For character creation I have kept it simple, and the characters have all been created through e-mail, here’s the idea:
- Each character has the following stats – Strength, Constitution, Agility, Intelligence, Common Sense, and gift of the gab. As there are two children playing, and I wanted the players to play a character of their own rough age, I added an extra stat for kids only – The joy of Youth!
- Adults had 12 points to assign to these, minimum of 1 and maximum of 3. Whereas the children only had 10, but they get the bonus of the Joy of Life Skill, which automatically gets 6 points. This skill represents a child’s naivety about the dangers they face, and the ability to have no fear regarding some things they have never encountered before. These points can be used to offset skill tests.
- The players then select their skills and have points to distribute around them. Adults 25 and children 15 points. The skills they choose can have either 1,2, or 3 points awarded to it.
As for the actual adventure, well, I can’t go into too much detail here, as I don’t want to give too much away. I will say that it is set in Victorian London, about the 1890’s, and… that’s about it!
I’ll cover everything once we’ve played the game; I just hope things go the way I envision them. To say I’m a little rusty at GM’ing is an understatement to say the least, and on top of that, the system I’m using relies on building tension as the scenario progresses.
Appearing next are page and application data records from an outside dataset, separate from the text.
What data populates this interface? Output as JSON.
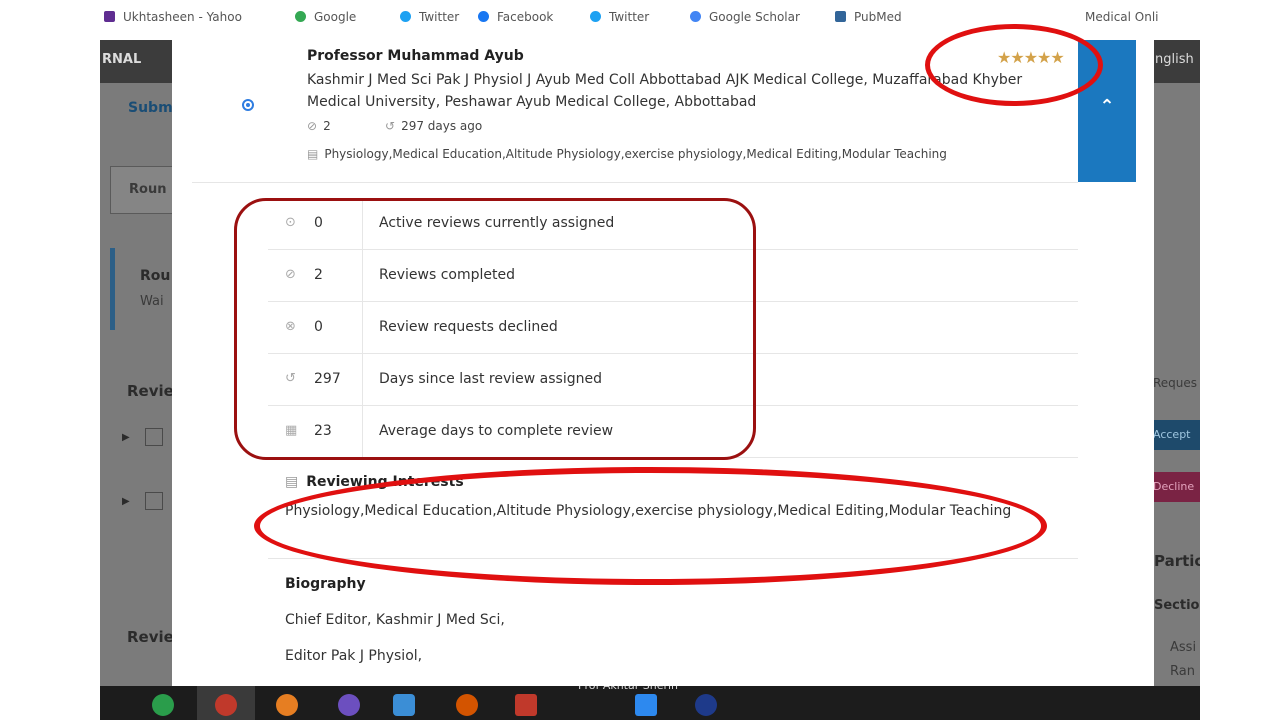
{
  "bookmarks": [
    {
      "label": "Ukhtasheen - Yahoo",
      "color": "#5f2d91"
    },
    {
      "label": "Google",
      "color": "#34a853"
    },
    {
      "label": "Twitter",
      "color": "#1da1f2"
    },
    {
      "label": "Facebook",
      "color": "#1877f2"
    },
    {
      "label": "Twitter",
      "color": "#1da1f2"
    },
    {
      "label": "Google Scholar",
      "color": "#4285f4"
    },
    {
      "label": "PubMed",
      "color": "#326599"
    },
    {
      "label": "Medical Onli",
      "color": "#888888"
    }
  ],
  "background_page": {
    "brand": "RNAL",
    "language": "nglish",
    "submission_tab": "Subm",
    "round_tab": "Roun",
    "round_title": "Rou",
    "round_status": "Wai",
    "reviewers_head": "Revie",
    "reviewers_head_2": "Revie",
    "request_label": "Reques",
    "accept_button": "Accept",
    "decline_button": "Decline",
    "participants_head": "Partic",
    "section_head": "Sectio",
    "assign_text": "Assi",
    "ran_text": "Ran"
  },
  "reviewer": {
    "name": "Professor Muhammad Ayub",
    "affiliation": "Kashmir J Med Sci Pak J Physiol J Ayub Med Coll Abbottabad AJK Medical College, Muzaffarabad Khyber Medical University, Peshawar Ayub Medical College, Abbottabad",
    "stars": "★★★★★",
    "rating": 5,
    "completed_count": "2",
    "last_assigned": "297 days ago",
    "interests_short": "Physiology,Medical Education,Altitude Physiology,exercise physiology,Medical Editing,Modular Teaching",
    "collapse_icon": "chevron-up-icon"
  },
  "stats": [
    {
      "icon": "clock-icon",
      "glyph": "⊙",
      "value": "0",
      "label": "Active reviews currently assigned"
    },
    {
      "icon": "check-circle-icon",
      "glyph": "⊘",
      "value": "2",
      "label": "Reviews completed"
    },
    {
      "icon": "declined-circle-icon",
      "glyph": "⊗",
      "value": "0",
      "label": "Review requests declined"
    },
    {
      "icon": "history-icon",
      "glyph": "↺",
      "value": "297",
      "label": "Days since last review assigned"
    },
    {
      "icon": "calendar-icon",
      "glyph": "▦",
      "value": "23",
      "label": "Average days to complete review"
    }
  ],
  "reviewing_interests": {
    "heading": "Reviewing Interests",
    "text": "Physiology,Medical Education,Altitude Physiology,exercise physiology,Medical Editing,Modular Teaching"
  },
  "biography": {
    "heading": "Biography",
    "lines": [
      "Chief Editor, Kashmir J Med Sci,",
      "Editor Pak J Physiol,"
    ]
  },
  "watermark": "Prof Akhtar Sherin",
  "colors": {
    "accent": "#1b78bf",
    "stars": "#d3a24a",
    "annotation": "#e01010",
    "annotation_box": "#9b1010"
  }
}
The finale should occur with the players on their third and final tower, the slightest breath may make it fall, and the story should be high paced with high stakes… we shall see!
Finally in this section I thought I’d mention that I’m still waiting for my Kicksarters to come to fruition.
I backed Time of Legend: Joan of Arc, which they hoped would be hitting delivery just after Christmas, but delays have occurred and with Chinese New Year bearing down, it will put things back to around March.
I also backed UBoot, and I had hoped against hope that this would be here in time to take it to Snodcon. I think the game should land on my doormat around late February/early March, so just a little too late, but the App, which it is dependant upon, may be a little later in completion.
I’m also a late pledger of the 7th Continent. I knew this would be hitting delivery sometime this quarter, and again, it will probably be March’ish. Really looking forward to this one, but then I am the other two as well!
I was going to do unboxing posts on all the games I received for Christmas, but other than Arkham Horror, I felt the content of such a post would be pretty short as they’re fairly light on components; even Start Wars: Legion wouldn’t have had a great deal of content, as all the miniatures require assembly. So I though I’d just share the pictures with you here…
Click on the images to expand.
Unboxing Tiny Epic Galaxies
Unboxing Scythe – Invaders from Afar
Unboxing Star Wars: Legion
Unboxing Star Wars: Legion AT-RT Unit Expansion
Also In Pictures…
Arkham Horror Third Edition
Mansions of Madness
Tiny Epic Galaxies
Well, that’s it for January but here’s an inkling of what to expect in February…
- Arkham Horror 3rd Edition review – I’m working on that now.
- Snodcon 2019 – What went on in a small cottage in Snowdonia!
- I’ll be trying something new with an ‘adventurer report’, a bit like a battle report, but adventuring instead!
- And I’ll probably mention how the RPG went down at Snodcon all in a post of it’s own.